# Record excerpts

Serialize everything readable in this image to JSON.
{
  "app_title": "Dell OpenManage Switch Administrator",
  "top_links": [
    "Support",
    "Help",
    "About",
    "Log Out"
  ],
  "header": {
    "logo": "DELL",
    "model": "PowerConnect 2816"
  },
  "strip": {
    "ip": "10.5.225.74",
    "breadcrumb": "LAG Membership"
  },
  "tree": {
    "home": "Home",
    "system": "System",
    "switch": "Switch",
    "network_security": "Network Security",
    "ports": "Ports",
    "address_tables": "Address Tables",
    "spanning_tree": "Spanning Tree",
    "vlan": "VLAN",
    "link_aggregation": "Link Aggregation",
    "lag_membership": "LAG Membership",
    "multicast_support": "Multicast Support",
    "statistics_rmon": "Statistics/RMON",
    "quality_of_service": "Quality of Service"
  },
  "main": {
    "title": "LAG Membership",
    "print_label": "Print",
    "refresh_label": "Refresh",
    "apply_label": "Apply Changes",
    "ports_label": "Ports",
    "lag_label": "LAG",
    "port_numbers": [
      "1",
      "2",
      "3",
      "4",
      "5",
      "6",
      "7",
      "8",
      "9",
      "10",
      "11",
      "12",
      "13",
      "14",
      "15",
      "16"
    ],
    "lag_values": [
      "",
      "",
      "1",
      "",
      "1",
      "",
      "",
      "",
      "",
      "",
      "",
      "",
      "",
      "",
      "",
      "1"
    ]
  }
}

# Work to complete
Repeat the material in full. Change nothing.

# Solution to this exercise
Serialize everything readable in this image to JSON.
{
  "app_title": "Dell OpenManage Switch Administrator",
  "top_links": [
    "Support",
    "Help",
    "About",
    "Log Out"
  ],
  "header": {
    "logo": "DELL",
    "model": "PowerConnect 2816"
  },
  "strip": {
    "ip": "10.5.225.74",
    "breadcrumb": "LAG Membership"
  },
  "tree": {
    "home": "Home",
    "system": "System",
    "switch": "Switch",
    "network_security": "Network Security",
    "ports": "Ports",
    "address_tables": "Address Tables",
    "spanning_tree": "Spanning Tree",
    "vlan": "VLAN",
    "link_aggregation": "Link Aggregation",
    "lag_membership": "LAG Membership",
    "multicast_support": "Multicast Support",
    "statistics_rmon": "Statistics/RMON",
    "quality_of_service": "Quality of Service"
  },
  "main": {
    "title": "LAG Membership",
    "print_label": "Print",
    "refresh_label": "Refresh",
    "apply_label": "Apply Changes",
    "ports_label": "Ports",
    "lag_label": "LAG",
    "port_numbers": [
      "1",
      "2",
      "3",
      "4",
      "5",
      "6",
      "7",
      "8",
      "9",
      "10",
      "11",
      "12",
      "13",
      "14",
      "15",
      "16"
    ],
    "lag_values": [
      "",
      "",
      "1",
      "",
      "1",
      "",
      "",
      "",
      "",
      "",
      "",
      "",
      "",
      "",
      "",
      "1"
    ]
  }
}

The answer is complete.